Put coins 1-2-3-4 on one side of the balance and coins 5-6-7-8 on the other, keeping 9-T-J-Q in reserve for our first weighing. The 1-2-3-4 side goes up and the 5-6-7-8 side goes down. So we know that, if the odd coin is one of the 1-2-3-4, it’s lighter than the rest; and if the odd coin is in the 5-6-7-8 group, it’s heavier than the rest. The 9-T-J-Q? All normals.

Second weighing: Put 1-2-5 on the left. On the right, put 3-6-Q. Note that the 4, 7, and 8 aren’t being tested again and the Q is being used as a placeholder, to make sure the scale can balance in case the 4, 7, or 8 are the odd duck. The right side goes down again, meaning that if the coin is the 1, 2, or 5, it’s lighter than the rest; or if it’s the 3, 6, or Q, it’s heavier. We can remove the Q from the solution set because it’s already been proven to be a normal coin from the first weighing. We can also remove the 3 and 5 because they tilted down in one weighing and up in the other. A coin can’t be both heavy and light, so both are normals.

That leaves us with coins 1, 2, and 6. We know if the answer is 1 or 2, it’s because it’s too light. We know if the answer is 6, it’s because it’s too heavy. Our third weighing: 1 versus 2. If it tips, whichever side goes up is the mystery coin. If it stays balanced, the mystery coin is the too-heavy 6. That’s what happens and we’ve identified our coin.

Let’s do this again, starting with step 2, but this time, let’s make the 4 coin lighter than the other eleven. To recap, the 4 was on the left side of the balance for the first weighing but not on the balance at all for the second. So this time, the balance stays level on the second weighing. We now know that our mystery coin is one of the 4, 7, and 8. If the answer is 7 or 8, it’s because the coin is too heavy, so we weight 7 versus 8. Had it tipped, whichever side goes down contains the maladjusted coin. Otherwise, the balance will stay level and the 4 is our answer.

You can try other permutations if you’d like. The biggest trick is to make sure you use a dummy coin in the second weighing to make sure that the third weighing has only three options, max, to test.

* * *

That’s really complicated, though, so here’s a simple solution — one without the reasoning attached, but it’s really neat.

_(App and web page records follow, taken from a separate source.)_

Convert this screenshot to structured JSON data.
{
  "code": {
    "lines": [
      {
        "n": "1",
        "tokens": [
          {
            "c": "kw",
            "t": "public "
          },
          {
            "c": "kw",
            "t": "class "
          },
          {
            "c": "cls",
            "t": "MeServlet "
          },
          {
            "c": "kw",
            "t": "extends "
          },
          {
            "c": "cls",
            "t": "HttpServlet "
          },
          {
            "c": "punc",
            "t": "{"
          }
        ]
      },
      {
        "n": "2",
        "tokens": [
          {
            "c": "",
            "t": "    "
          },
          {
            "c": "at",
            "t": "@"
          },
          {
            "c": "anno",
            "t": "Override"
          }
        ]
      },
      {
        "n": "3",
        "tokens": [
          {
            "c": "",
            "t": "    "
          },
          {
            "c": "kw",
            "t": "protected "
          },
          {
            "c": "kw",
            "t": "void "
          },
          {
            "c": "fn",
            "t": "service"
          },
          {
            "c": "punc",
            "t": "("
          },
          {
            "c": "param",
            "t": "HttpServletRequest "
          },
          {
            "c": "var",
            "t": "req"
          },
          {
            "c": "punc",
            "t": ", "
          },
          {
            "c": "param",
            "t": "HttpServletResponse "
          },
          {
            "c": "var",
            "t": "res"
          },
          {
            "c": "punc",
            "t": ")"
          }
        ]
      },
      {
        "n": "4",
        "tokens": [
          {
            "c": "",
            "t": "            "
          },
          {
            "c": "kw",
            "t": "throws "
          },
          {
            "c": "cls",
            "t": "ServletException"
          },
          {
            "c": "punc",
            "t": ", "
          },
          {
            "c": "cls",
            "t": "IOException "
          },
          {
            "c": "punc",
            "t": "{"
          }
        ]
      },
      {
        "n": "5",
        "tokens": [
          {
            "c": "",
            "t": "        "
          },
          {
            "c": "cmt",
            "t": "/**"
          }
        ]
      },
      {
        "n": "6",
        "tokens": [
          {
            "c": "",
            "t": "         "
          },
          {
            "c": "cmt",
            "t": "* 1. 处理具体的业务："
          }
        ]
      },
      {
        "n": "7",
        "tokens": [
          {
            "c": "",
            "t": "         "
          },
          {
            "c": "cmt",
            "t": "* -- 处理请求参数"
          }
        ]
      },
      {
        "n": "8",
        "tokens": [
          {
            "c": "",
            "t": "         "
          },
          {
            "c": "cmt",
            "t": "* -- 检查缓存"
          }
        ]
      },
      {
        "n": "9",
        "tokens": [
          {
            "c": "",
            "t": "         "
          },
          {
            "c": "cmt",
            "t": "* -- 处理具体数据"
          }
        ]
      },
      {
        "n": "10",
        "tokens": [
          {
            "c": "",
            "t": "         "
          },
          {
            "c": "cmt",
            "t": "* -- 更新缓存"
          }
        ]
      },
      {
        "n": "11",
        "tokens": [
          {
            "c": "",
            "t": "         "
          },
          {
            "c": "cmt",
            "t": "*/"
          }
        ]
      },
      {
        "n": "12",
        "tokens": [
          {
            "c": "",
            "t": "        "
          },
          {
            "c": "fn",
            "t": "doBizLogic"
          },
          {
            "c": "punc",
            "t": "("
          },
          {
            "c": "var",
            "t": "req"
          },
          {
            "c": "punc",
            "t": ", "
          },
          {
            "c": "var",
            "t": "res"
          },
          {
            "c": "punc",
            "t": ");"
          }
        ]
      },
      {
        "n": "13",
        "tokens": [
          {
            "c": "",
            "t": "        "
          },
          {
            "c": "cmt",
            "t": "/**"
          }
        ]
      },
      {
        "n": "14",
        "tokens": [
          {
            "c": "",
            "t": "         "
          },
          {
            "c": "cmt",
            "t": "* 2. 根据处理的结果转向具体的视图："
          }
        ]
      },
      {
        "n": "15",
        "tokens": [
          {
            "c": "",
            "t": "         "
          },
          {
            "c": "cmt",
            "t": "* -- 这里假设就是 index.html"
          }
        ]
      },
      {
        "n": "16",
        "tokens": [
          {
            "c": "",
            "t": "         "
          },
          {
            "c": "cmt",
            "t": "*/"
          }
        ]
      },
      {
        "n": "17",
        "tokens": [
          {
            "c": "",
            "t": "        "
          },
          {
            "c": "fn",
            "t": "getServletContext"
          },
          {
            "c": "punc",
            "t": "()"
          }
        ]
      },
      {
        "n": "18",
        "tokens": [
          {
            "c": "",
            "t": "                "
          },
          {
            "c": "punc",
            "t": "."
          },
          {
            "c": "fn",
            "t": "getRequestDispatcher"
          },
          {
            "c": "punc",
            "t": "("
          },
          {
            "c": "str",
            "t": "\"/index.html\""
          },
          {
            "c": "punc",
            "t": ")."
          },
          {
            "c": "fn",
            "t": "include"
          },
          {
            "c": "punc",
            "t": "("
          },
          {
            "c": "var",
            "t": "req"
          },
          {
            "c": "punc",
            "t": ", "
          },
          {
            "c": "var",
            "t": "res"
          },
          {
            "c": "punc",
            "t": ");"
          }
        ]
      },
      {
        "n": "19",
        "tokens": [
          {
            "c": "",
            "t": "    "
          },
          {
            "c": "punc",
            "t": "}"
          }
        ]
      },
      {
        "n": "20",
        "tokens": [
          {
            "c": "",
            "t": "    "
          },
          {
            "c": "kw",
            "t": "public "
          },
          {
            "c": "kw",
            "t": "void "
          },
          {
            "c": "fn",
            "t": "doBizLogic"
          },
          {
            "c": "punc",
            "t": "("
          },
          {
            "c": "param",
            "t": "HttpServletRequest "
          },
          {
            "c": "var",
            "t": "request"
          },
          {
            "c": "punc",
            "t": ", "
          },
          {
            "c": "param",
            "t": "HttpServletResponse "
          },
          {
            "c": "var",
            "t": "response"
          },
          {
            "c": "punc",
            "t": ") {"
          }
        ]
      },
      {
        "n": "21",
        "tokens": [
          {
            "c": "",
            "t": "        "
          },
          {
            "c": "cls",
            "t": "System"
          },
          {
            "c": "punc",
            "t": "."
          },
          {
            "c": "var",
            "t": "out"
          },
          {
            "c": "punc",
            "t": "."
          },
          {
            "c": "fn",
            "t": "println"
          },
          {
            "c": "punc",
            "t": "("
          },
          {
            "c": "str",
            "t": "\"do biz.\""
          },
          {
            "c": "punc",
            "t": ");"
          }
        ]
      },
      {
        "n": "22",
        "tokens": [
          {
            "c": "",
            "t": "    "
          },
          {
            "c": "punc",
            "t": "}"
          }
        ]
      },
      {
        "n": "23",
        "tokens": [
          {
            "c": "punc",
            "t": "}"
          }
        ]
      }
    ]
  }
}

Thanks to reader Martin (“The Hypnotist Who Doesn’t Use Hypnosis“) for sending this in; I hadn’t seen it before.

Letter the coins with the letters of the phrase F AM NOT LICKED.

Then you can determine the fake by the sentence MA DO LIKE ME TO FIND FAKE COIN.

MA DO – LIKE

ME TO – FIND

FAKE – COINIn other words, weigh MADO against LIKE, then METO against FIND, and FAKE against COIN.

This will always show you which is the odd one, and whether it’s heavier or lighter. It’s by far the simplest and most memorable solution I’ve come across.

Give it a try — it should work.

I’ll be back tomorrow with a regular Now I Know. Thanks!